Work to complete =>
Using the data beneath, show every line that includes the word "icon".

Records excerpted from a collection
----
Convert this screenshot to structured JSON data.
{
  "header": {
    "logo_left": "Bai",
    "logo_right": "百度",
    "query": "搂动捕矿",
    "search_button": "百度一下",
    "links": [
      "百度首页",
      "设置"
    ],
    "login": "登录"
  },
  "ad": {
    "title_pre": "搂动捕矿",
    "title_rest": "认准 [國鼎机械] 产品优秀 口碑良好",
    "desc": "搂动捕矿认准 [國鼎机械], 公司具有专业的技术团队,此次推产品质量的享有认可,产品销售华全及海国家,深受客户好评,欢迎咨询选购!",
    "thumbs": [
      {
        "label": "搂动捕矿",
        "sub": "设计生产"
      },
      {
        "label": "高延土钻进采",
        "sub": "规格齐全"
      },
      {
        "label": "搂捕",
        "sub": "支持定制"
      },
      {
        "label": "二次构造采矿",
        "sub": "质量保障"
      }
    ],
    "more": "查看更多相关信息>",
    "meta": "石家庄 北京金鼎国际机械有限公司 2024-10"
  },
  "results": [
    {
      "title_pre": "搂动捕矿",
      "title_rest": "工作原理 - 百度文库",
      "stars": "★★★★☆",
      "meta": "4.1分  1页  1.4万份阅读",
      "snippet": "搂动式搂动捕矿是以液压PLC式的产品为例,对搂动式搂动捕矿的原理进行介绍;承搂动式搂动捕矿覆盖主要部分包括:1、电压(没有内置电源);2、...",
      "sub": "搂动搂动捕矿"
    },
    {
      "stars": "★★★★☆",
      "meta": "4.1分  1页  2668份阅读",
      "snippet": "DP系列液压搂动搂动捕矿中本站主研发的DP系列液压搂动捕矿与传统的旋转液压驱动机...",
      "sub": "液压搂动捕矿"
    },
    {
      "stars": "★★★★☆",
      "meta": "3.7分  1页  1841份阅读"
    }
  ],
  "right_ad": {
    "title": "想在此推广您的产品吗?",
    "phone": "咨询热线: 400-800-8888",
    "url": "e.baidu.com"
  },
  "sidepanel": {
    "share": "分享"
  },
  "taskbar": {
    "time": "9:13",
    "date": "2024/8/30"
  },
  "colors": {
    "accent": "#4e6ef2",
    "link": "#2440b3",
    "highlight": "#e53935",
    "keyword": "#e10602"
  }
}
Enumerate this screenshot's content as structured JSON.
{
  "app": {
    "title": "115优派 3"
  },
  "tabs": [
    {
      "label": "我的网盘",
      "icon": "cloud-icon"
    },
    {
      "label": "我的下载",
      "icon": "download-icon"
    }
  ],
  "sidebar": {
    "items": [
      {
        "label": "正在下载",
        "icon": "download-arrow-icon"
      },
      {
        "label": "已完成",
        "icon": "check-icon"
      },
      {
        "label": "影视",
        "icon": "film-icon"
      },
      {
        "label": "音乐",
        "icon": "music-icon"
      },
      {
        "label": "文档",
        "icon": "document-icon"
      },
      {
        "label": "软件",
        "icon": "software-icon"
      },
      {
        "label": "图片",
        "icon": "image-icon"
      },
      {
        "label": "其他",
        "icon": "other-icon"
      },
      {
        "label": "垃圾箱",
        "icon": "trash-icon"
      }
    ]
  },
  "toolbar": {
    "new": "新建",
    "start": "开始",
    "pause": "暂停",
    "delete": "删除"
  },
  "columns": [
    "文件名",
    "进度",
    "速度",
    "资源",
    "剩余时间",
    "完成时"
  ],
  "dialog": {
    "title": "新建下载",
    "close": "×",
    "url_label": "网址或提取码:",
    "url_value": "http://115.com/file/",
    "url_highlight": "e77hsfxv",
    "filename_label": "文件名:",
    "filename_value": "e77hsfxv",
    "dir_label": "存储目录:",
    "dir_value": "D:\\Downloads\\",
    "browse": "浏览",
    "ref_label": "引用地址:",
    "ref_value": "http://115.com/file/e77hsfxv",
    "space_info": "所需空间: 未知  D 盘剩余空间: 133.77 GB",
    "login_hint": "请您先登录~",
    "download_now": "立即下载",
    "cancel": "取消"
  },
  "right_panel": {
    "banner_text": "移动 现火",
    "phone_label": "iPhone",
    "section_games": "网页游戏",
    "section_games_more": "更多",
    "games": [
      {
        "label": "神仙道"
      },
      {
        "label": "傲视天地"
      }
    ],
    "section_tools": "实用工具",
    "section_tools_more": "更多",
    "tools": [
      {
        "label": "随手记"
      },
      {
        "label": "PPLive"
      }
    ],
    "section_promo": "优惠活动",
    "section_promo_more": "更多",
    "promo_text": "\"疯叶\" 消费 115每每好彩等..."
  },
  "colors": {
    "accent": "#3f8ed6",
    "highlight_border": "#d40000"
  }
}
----
Written response =>
      "icon": "cloud-icon"
      "icon": "download-icon"
        "icon": "download-arrow-icon"
        "icon": "check-icon"
        "icon": "film-icon"
        "icon": "music-icon"
        "icon": "document-icon"
        "icon": "software-icon"
        "icon": "image-icon"
        "icon": "other-icon"
        "icon": "trash-icon"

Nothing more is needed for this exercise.